» **EXERCISE MATERIALS**
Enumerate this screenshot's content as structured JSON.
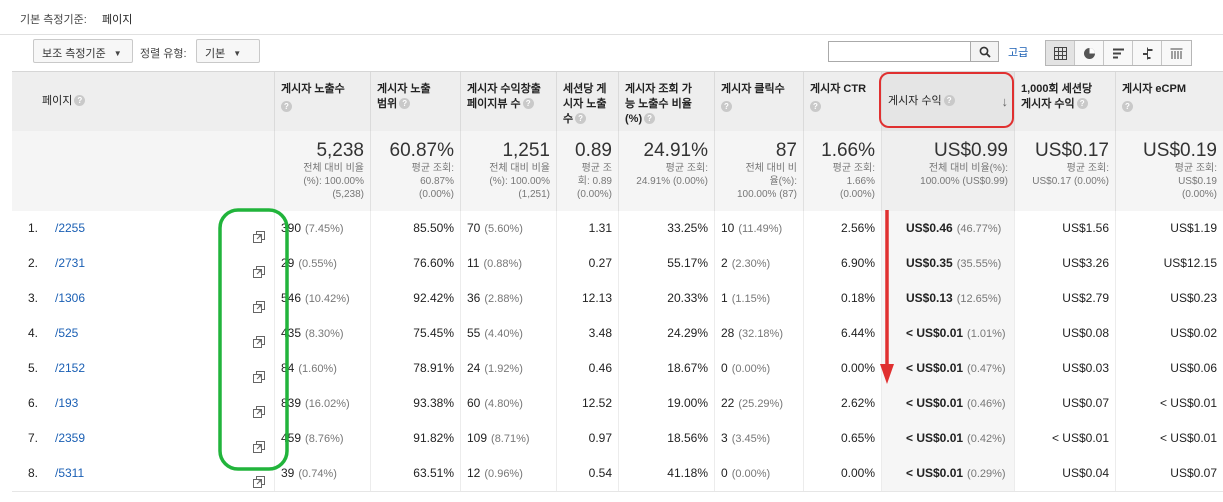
{
  "dimension_bar": {
    "label": "기본 측정기준:",
    "value": "페이지"
  },
  "toolbar": {
    "secondary_dimension": "보조 측정기준",
    "sort_type_label": "정렬 유형:",
    "sort_type_value": "기본",
    "search_placeholder": "",
    "advanced": "고급"
  },
  "columns": [
    "페이지",
    "게시자 노출수",
    "게시자 노출 범위",
    "게시자 수익창출 페이지뷰 수",
    "세션당 게시자 노출 수",
    "게시자 조회 가능 노출수 비율 (%)",
    "게시자 클릭수",
    "게시자 CTR",
    "게시자 수익",
    "1,000회 세션당 게시자 수익",
    "게시자 eCPM"
  ],
  "header_lines": [
    [
      "페이지"
    ],
    [
      "게시자 노출수"
    ],
    [
      "게시자 노출",
      "범위"
    ],
    [
      "게시자 수익창출",
      "페이지뷰 수"
    ],
    [
      "세션당 게",
      "시자 노출",
      "수"
    ],
    [
      "게시자 조회 가",
      "능 노출수 비율",
      "(%)"
    ],
    [
      "게시자 클릭수"
    ],
    [
      "게시자 CTR"
    ],
    [
      "게시자 수익"
    ],
    [
      "1,000회 세션당",
      "게시자 수익"
    ],
    [
      "게시자 eCPM"
    ]
  ],
  "totals": [
    {
      "big": "5,238",
      "sub": [
        "전체 대비 비율",
        "(%): 100.00%",
        "(5,238)"
      ]
    },
    {
      "big": "60.87%",
      "sub": [
        "평균 조회:",
        "60.87%",
        "(0.00%)"
      ]
    },
    {
      "big": "1,251",
      "sub": [
        "전체 대비 비율",
        "(%): 100.00%",
        "(1,251)"
      ]
    },
    {
      "big": "0.89",
      "sub": [
        "평균 조",
        "회: 0.89",
        "(0.00%)"
      ]
    },
    {
      "big": "24.91%",
      "sub": [
        "평균 조회:",
        "24.91% (0.00%)"
      ]
    },
    {
      "big": "87",
      "sub": [
        "전체 대비 비",
        "율(%):",
        "100.00% (87)"
      ]
    },
    {
      "big": "1.66%",
      "sub": [
        "평균 조회:",
        "1.66%",
        "(0.00%)"
      ]
    },
    {
      "big": "US$0.99",
      "sub": [
        "전체 대비 비율(%):",
        "100.00% (US$0.99)"
      ]
    },
    {
      "big": "US$0.17",
      "sub": [
        "평균 조회:",
        "US$0.17 (0.00%)"
      ]
    },
    {
      "big": "US$0.19",
      "sub": [
        "평균 조회:",
        "US$0.19",
        "(0.00%)"
      ]
    }
  ],
  "rows": [
    {
      "n": "1.",
      "page": "/2255",
      "impr": "390",
      "impr_pct": "(7.45%)",
      "cov": "85.50%",
      "pv": "70",
      "pv_pct": "(5.60%)",
      "ips": "1.31",
      "view": "33.25%",
      "clicks": "10",
      "clicks_pct": "(11.49%)",
      "ctr": "2.56%",
      "rev": "US$0.46",
      "rev_pct": "(46.77%)",
      "rps": "US$1.56",
      "ecpm": "US$1.19"
    },
    {
      "n": "2.",
      "page": "/2731",
      "impr": "29",
      "impr_pct": "(0.55%)",
      "cov": "76.60%",
      "pv": "11",
      "pv_pct": "(0.88%)",
      "ips": "0.27",
      "view": "55.17%",
      "clicks": "2",
      "clicks_pct": "(2.30%)",
      "ctr": "6.90%",
      "rev": "US$0.35",
      "rev_pct": "(35.55%)",
      "rps": "US$3.26",
      "ecpm": "US$12.15"
    },
    {
      "n": "3.",
      "page": "/1306",
      "impr": "546",
      "impr_pct": "(10.42%)",
      "cov": "92.42%",
      "pv": "36",
      "pv_pct": "(2.88%)",
      "ips": "12.13",
      "view": "20.33%",
      "clicks": "1",
      "clicks_pct": "(1.15%)",
      "ctr": "0.18%",
      "rev": "US$0.13",
      "rev_pct": "(12.65%)",
      "rps": "US$2.79",
      "ecpm": "US$0.23"
    },
    {
      "n": "4.",
      "page": "/525",
      "impr": "435",
      "impr_pct": "(8.30%)",
      "cov": "75.45%",
      "pv": "55",
      "pv_pct": "(4.40%)",
      "ips": "3.48",
      "view": "24.29%",
      "clicks": "28",
      "clicks_pct": "(32.18%)",
      "ctr": "6.44%",
      "rev": "< US$0.01",
      "rev_pct": "(1.01%)",
      "rps": "US$0.08",
      "ecpm": "US$0.02"
    },
    {
      "n": "5.",
      "page": "/2152",
      "impr": "84",
      "impr_pct": "(1.60%)",
      "cov": "78.91%",
      "pv": "24",
      "pv_pct": "(1.92%)",
      "ips": "0.46",
      "view": "18.67%",
      "clicks": "0",
      "clicks_pct": "(0.00%)",
      "ctr": "0.00%",
      "rev": "< US$0.01",
      "rev_pct": "(0.47%)",
      "rps": "US$0.03",
      "ecpm": "US$0.06"
    },
    {
      "n": "6.",
      "page": "/193",
      "impr": "839",
      "impr_pct": "(16.02%)",
      "cov": "93.38%",
      "pv": "60",
      "pv_pct": "(4.80%)",
      "ips": "12.52",
      "view": "19.00%",
      "clicks": "22",
      "clicks_pct": "(25.29%)",
      "ctr": "2.62%",
      "rev": "< US$0.01",
      "rev_pct": "(0.46%)",
      "rps": "US$0.07",
      "ecpm": "< US$0.01"
    },
    {
      "n": "7.",
      "page": "/2359",
      "impr": "459",
      "impr_pct": "(8.76%)",
      "cov": "91.82%",
      "pv": "109",
      "pv_pct": "(8.71%)",
      "ips": "0.97",
      "view": "18.56%",
      "clicks": "3",
      "clicks_pct": "(3.45%)",
      "ctr": "0.65%",
      "rev": "< US$0.01",
      "rev_pct": "(0.42%)",
      "rps": "< US$0.01",
      "ecpm": "< US$0.01"
    },
    {
      "n": "8.",
      "page": "/5311",
      "impr": "39",
      "impr_pct": "(0.74%)",
      "cov": "63.51%",
      "pv": "12",
      "pv_pct": "(0.96%)",
      "ips": "0.54",
      "view": "41.18%",
      "clicks": "0",
      "clicks_pct": "(0.00%)",
      "ctr": "0.00%",
      "rev": "< US$0.01",
      "rev_pct": "(0.29%)",
      "rps": "US$0.04",
      "ecpm": "US$0.07"
    }
  ],
  "colors": {
    "link": "#1a5fb4",
    "highlight_red": "#e03030",
    "highlight_green": "#21b43b",
    "header_bg": "#eeeeee"
  },
  "icons": [
    "chevron-down-icon",
    "search-icon",
    "table-view-icon",
    "pie-view-icon",
    "bar-view-icon",
    "comparison-view-icon",
    "pivot-view-icon",
    "help-icon",
    "sort-desc-icon",
    "popout-icon"
  ]
}
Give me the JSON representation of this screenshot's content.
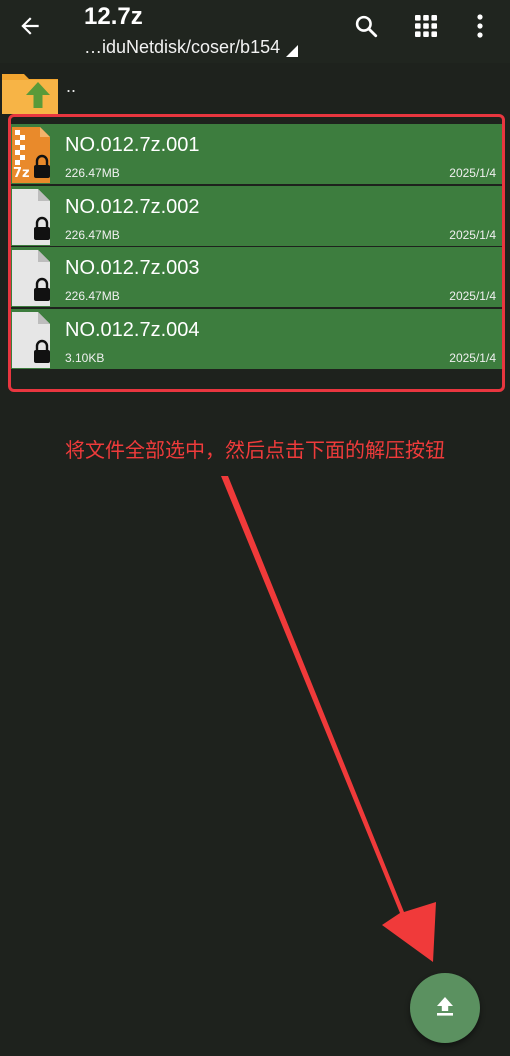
{
  "toolbar": {
    "title": "12.7z",
    "path": "…iduNetdisk/coser/b154",
    "icons": [
      "back-arrow-icon",
      "search-icon",
      "grid-view-icon",
      "more-vert-icon"
    ]
  },
  "parent": {
    "label": ".."
  },
  "files": [
    {
      "name": "NO.012.7z.001",
      "size": "226.47MB",
      "date": "2025/1/4",
      "icon": "7z-archive-locked-icon",
      "icon_text": "7z"
    },
    {
      "name": "NO.012.7z.002",
      "size": "226.47MB",
      "date": "2025/1/4",
      "icon": "locked-file-icon"
    },
    {
      "name": "NO.012.7z.003",
      "size": "226.47MB",
      "date": "2025/1/4",
      "icon": "locked-file-icon"
    },
    {
      "name": "NO.012.7z.004",
      "size": "3.10KB",
      "date": "2025/1/4",
      "icon": "locked-file-icon"
    }
  ],
  "annotation": {
    "text": "将文件全部选中，然后点击下面的解压按钮",
    "color": "#ef3b3b"
  },
  "fab": {
    "icon": "extract-upload-icon"
  },
  "colors": {
    "background": "#1e221d",
    "selection": "#3d7d3e",
    "fab": "#5b9160",
    "highlight": "#e8363f"
  }
}
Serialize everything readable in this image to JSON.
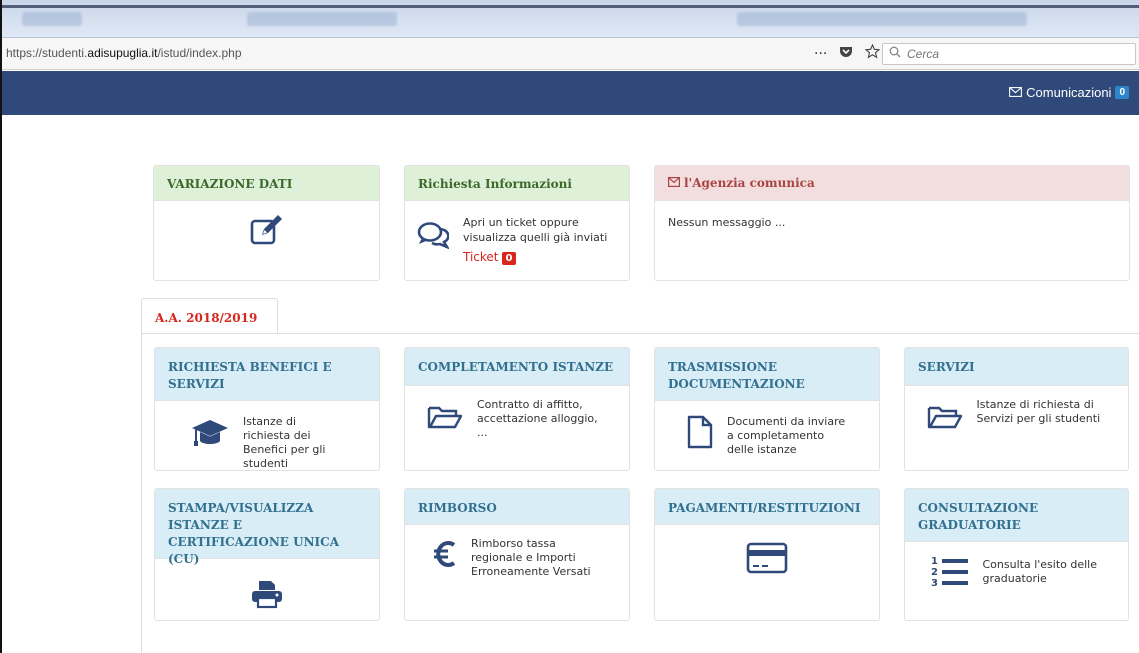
{
  "browser": {
    "url_prefix": "https://studenti.",
    "url_domain": "adisupuglia.it",
    "url_path": "/istud/index.php",
    "search_placeholder": "Cerca",
    "more_glyph": "···"
  },
  "navbar": {
    "communications_label": "Comunicazioni",
    "communications_count": "0"
  },
  "top_panels": {
    "variazione": {
      "title": "VARIAZIONE DATI",
      "icon": "edit-icon"
    },
    "info": {
      "title": "Richiesta Informazioni",
      "text": "Apri un ticket oppure visualizza quelli già inviati",
      "ticket_label": "Ticket",
      "ticket_count": "0",
      "icon": "chat-icon"
    },
    "agency": {
      "title": "l'Agenzia comunica",
      "text": "Nessun messaggio ...",
      "icon": "envelope-icon"
    }
  },
  "tab": {
    "label": "A.A. 2018/2019"
  },
  "cards": [
    {
      "title": "RICHIESTA BENEFICI E SERVIZI",
      "text": "Istanze di richiesta dei Benefici per gli studenti",
      "icon": "graduation-cap-icon"
    },
    {
      "title": "COMPLETAMENTO ISTANZE",
      "text": "Contratto di affitto, accettazione alloggio, ...",
      "icon": "folder-icon"
    },
    {
      "title": "TRASMISSIONE DOCUMENTAZIONE",
      "text": "Documenti da inviare a completamento delle istanze",
      "icon": "document-icon"
    },
    {
      "title": "SERVIZI",
      "text": "Istanze di richiesta di Servizi per gli studenti",
      "icon": "folder-icon"
    },
    {
      "title": "STAMPA/VISUALIZZA ISTANZE E CERTIFICAZIONE UNICA (CU)",
      "text": "",
      "icon": "printer-icon"
    },
    {
      "title": "RIMBORSO",
      "text": "Rimborso tassa regionale e Importi Erroneamente Versati",
      "icon": "euro-icon"
    },
    {
      "title": "PAGAMENTI/RESTITUZIONI",
      "text": "",
      "icon": "credit-card-icon"
    },
    {
      "title": "CONSULTAZIONE GRADUATORIE",
      "text": "Consulta l'esito delle graduatorie",
      "icon": "ordered-list-icon"
    }
  ],
  "colors": {
    "navbar": "#2f4a7a",
    "icon": "#2f4a7a",
    "ticket_red": "#d9261c",
    "badge_blue": "#2e86c9"
  }
}
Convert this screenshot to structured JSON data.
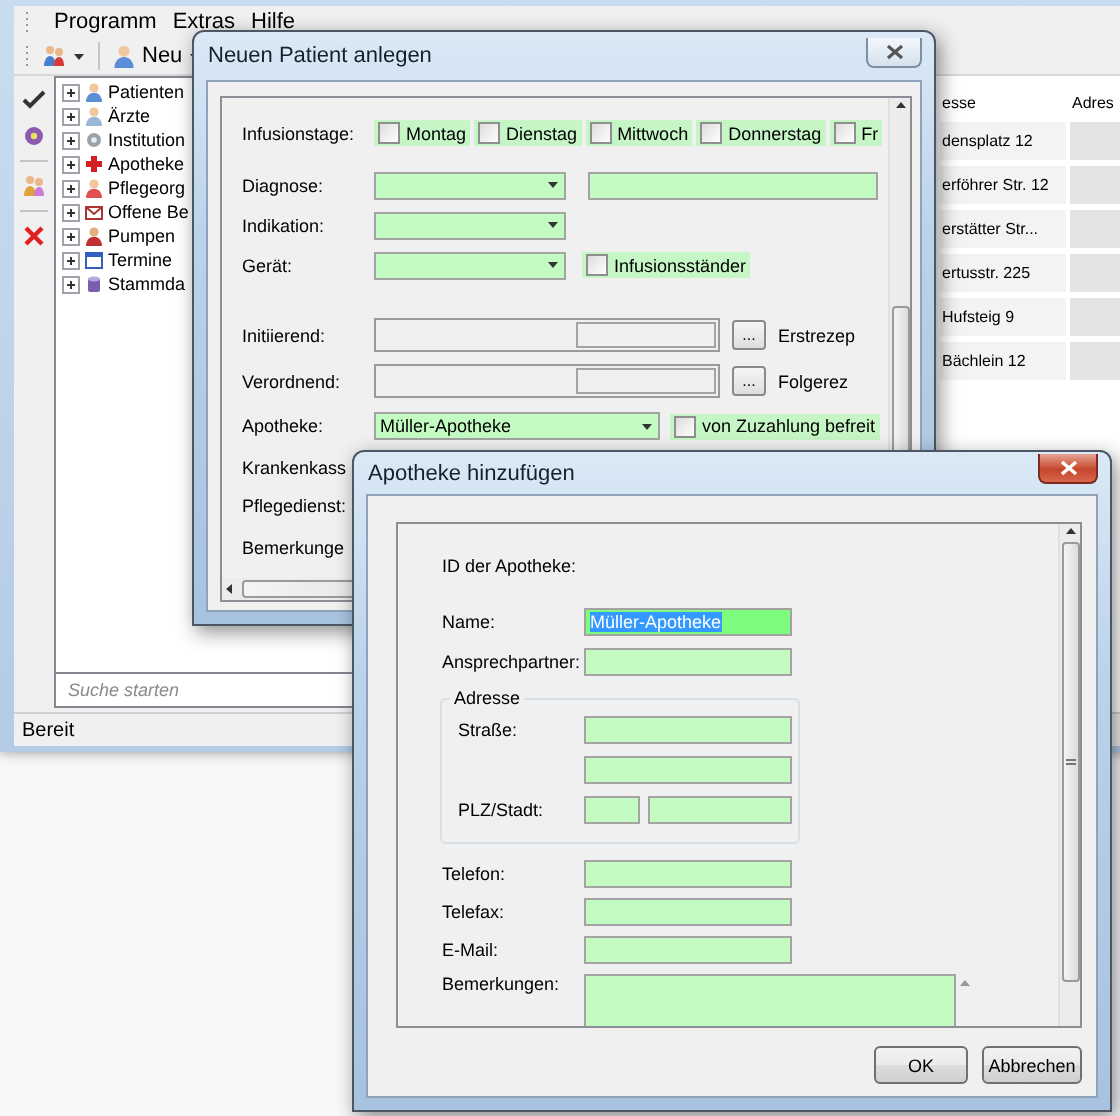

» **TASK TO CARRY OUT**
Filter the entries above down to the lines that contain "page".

» **WRITTEN RESPONSE**
      "page": "/2255",
      "page": "/2731",
      "page": "/1306",
      "page": "/525",
      "page": "/2152",
      "page": "/193",
      "page": "/2359",
      "page": "/5311",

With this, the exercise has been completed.